Beyond getting to know their character's, however, Smith and Foy had much to learn about the protocol and etiquette expected from a young royal pair. "There was a lovely guy called Major David, who gave us lessons in everything, really," Smith reveals. "But the great thing about Philip is that he gets to ignore all of that."
As for the aristocratic, cut-glass accents, Foy declares it was decided early on not to spend too much time on perfecting the twang, stating: "We essentially met somewhere between us and them".
"It locks you out a bit, because you need to invent as well," Northampton-born Smith agrees.
"You've got to find your own truth and your own sound."
"The thing is as well, the private them of that age, we didn't see anything of," Foy adds.
"So if we did what they did in public, when they were nervous and really trying to monitor the way they spoke, then it would be a very stilted programme."
Do they think the real royals will be tuning in to judge their efforts?
"I would watch if it was me, because I would think someone is reflecting my whole life back at me," Smith retorts first, with a smirk. "I'd be like, 'Come on, let's see what you got'.
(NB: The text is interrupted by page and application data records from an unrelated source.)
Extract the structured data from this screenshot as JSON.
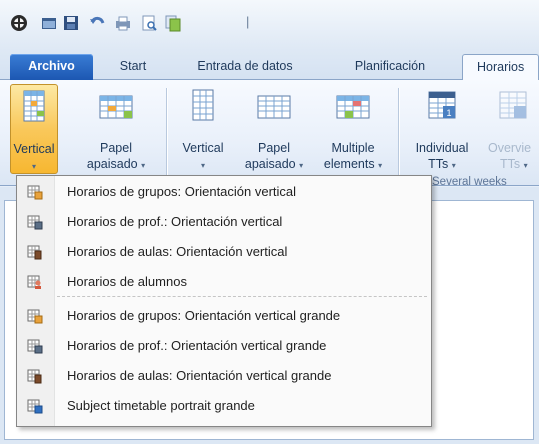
{
  "app": {
    "accent": "#1c57b2",
    "pressed_color": "#f9c85b"
  },
  "quick_access": {
    "icons": [
      "app-orb-icon",
      "folder-open-icon",
      "save-icon",
      "undo-icon",
      "print-icon",
      "print-preview-icon",
      "copy-icon",
      "customize-qat-icon"
    ],
    "separator": "|"
  },
  "tabs": [
    {
      "label": "Archivo"
    },
    {
      "label": "Start"
    },
    {
      "label": "Entrada de datos"
    },
    {
      "label": "Planificación"
    },
    {
      "label": "Horarios"
    }
  ],
  "ribbon": {
    "buttons": [
      {
        "line1": "Vertical",
        "line2": "▾",
        "icon": "grid-vertical-icon",
        "pressed": true
      },
      {
        "line1": "Papel",
        "line2": "apaisado",
        "icon": "grid-landscape-icon"
      },
      {
        "line1": "Vertical",
        "line2": "▾",
        "icon": "grid-vertical-icon"
      },
      {
        "line1": "Papel",
        "line2": "apaisado",
        "icon": "grid-landscape-icon"
      },
      {
        "line1": "Multiple",
        "line2": "elements",
        "icon": "multiple-elements-icon"
      },
      {
        "line1": "Individual",
        "line2": "TTs",
        "icon": "calendar-individual-icon"
      },
      {
        "line1": "Overvie",
        "line2": "TTs",
        "icon": "calendar-overview-icon"
      }
    ],
    "group_label": "Several weeks"
  },
  "menu": {
    "items": [
      {
        "label": "Horarios de grupos: Orientación vertical",
        "icon": "class-timetable-icon"
      },
      {
        "label": "Horarios de prof.: Orientación vertical",
        "icon": "teacher-timetable-icon"
      },
      {
        "label": "Horarios de aulas: Orientación vertical",
        "icon": "room-timetable-icon"
      },
      {
        "label": "Horarios de alumnos",
        "icon": "student-timetable-icon"
      },
      {
        "label": "Horarios de grupos: Orientación vertical grande",
        "icon": "class-timetable-icon"
      },
      {
        "label": "Horarios de prof.: Orientación vertical grande",
        "icon": "teacher-timetable-icon"
      },
      {
        "label": "Horarios de aulas: Orientación vertical grande",
        "icon": "room-timetable-icon"
      },
      {
        "label": "Subject timetable portrait grande",
        "icon": "subject-timetable-icon"
      }
    ]
  }
}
"I think there's always a pressure playing people that are alive, but this isn't Spitting Image, we're not doing caricatures of these people," he adds.
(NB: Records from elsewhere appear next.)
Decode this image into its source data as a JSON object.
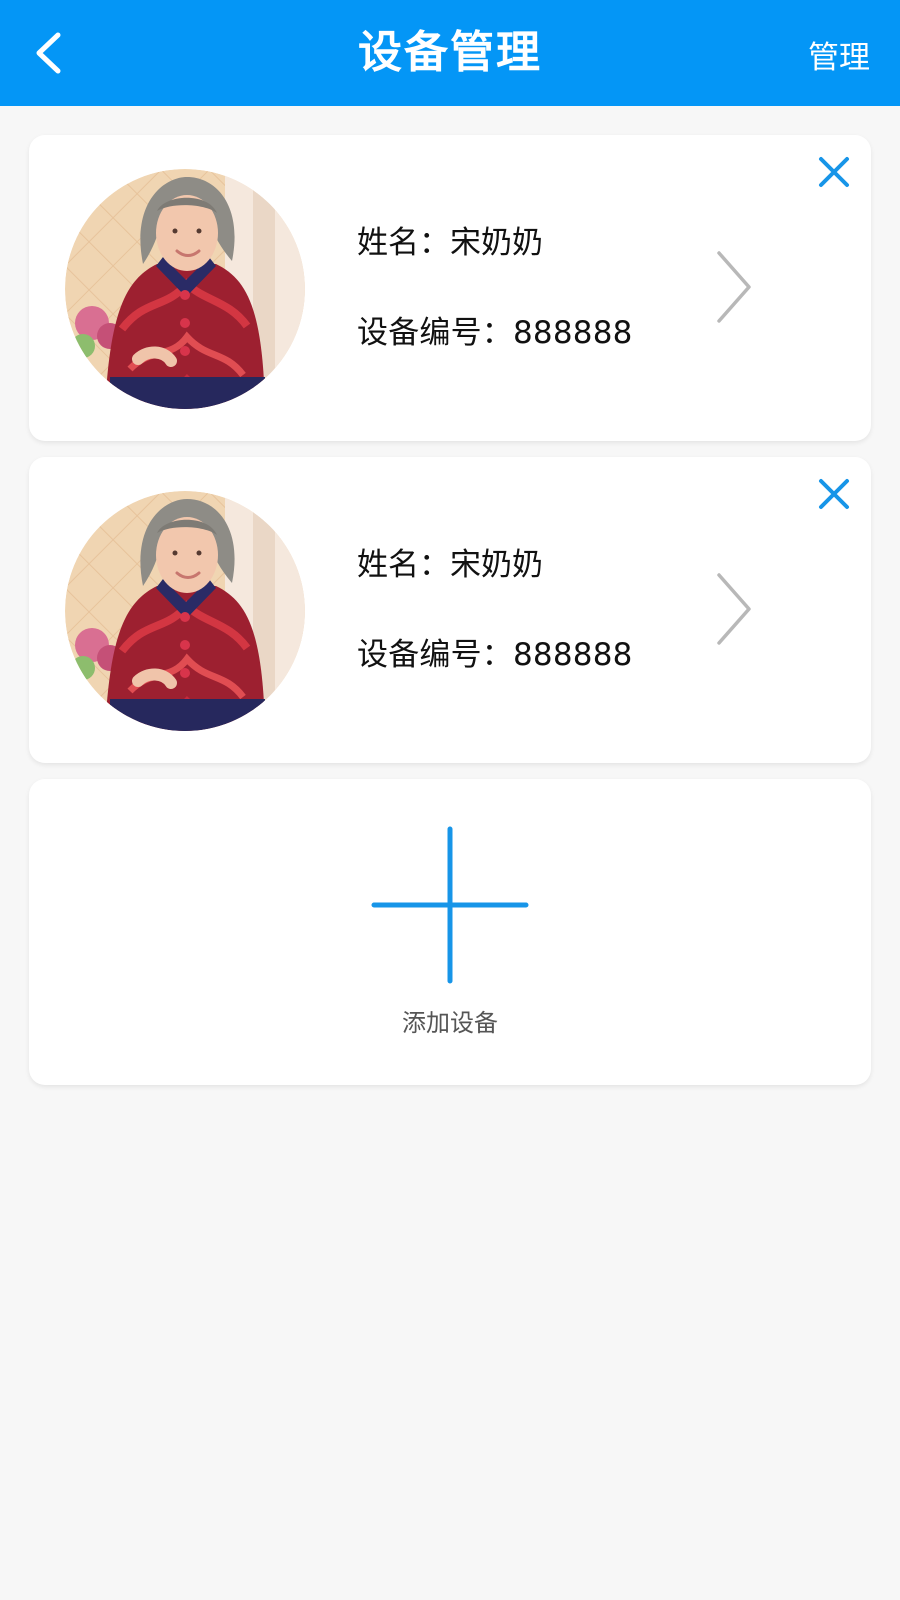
{
  "header": {
    "title": "设备管理",
    "manage_label": "管理",
    "back_icon": "chevron-left-icon",
    "background_color": "#0496f6"
  },
  "devices": [
    {
      "name_label": "姓名：",
      "name_value": "宋奶奶",
      "device_label": "设备编号：",
      "device_value": "888888",
      "avatar": "elderly-woman-photo",
      "delete_icon": "close-icon",
      "detail_icon": "chevron-right-icon"
    },
    {
      "name_label": "姓名：",
      "name_value": "宋奶奶",
      "device_label": "设备编号：",
      "device_value": "888888",
      "avatar": "elderly-woman-photo",
      "delete_icon": "close-icon",
      "detail_icon": "chevron-right-icon"
    }
  ],
  "add_device": {
    "label": "添加设备",
    "icon": "plus-icon",
    "accent_color": "#1795e8"
  }
}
"Ultimately, we've tried to be truthful, and with the amount of experience they have with people investing in their lives and picking things apart, I think this is probably small fry," concludes Stockport-born Foy.
Besides, she isn't too concerned about any comeback, pointing out: "You're not going to see them in the street, so it's not like they're going to come up to you and hit you round the head with a handbag."
Guaranteed to be tuning in, however, is Netflix's American audience, who reportedly have high hopes The Crown will fill the gaping void left by the end of ITV's period epic Downton Abbey.
"There's definitely an appetite for the royal family in America," Smith quips.
"But also, this is Peter Morgan's interpretation of that family, and it is our interpretation of these characters," he adds, keen to point out that the show doesn't have to be assessed in terms of how it compares to previous period pieces.
"It's a story that appeals," Foy chips in. "Any programme post-Downton, the amazing success that they had, will always be compared because it was such a British export. And I think that's brilliant, because that was the first moment when we suddenly - the UK television world - made a mark on America and had everybody watching it."
TV has also changed drastically in recent years, though, Foy reflects.
"I know it sounds silly, because we're still just making a TV programme, but the ethos behind it isn't the same as when I first started out. It's like making a film - a massive film.
"It feels like you're doing 10 films, because of the amount of detail and the amount of time and love and everything that's put into it," says Foy. "And the fact that Netflix is making original content, it is a different world."
- The Crown will be available on Netflix from Friday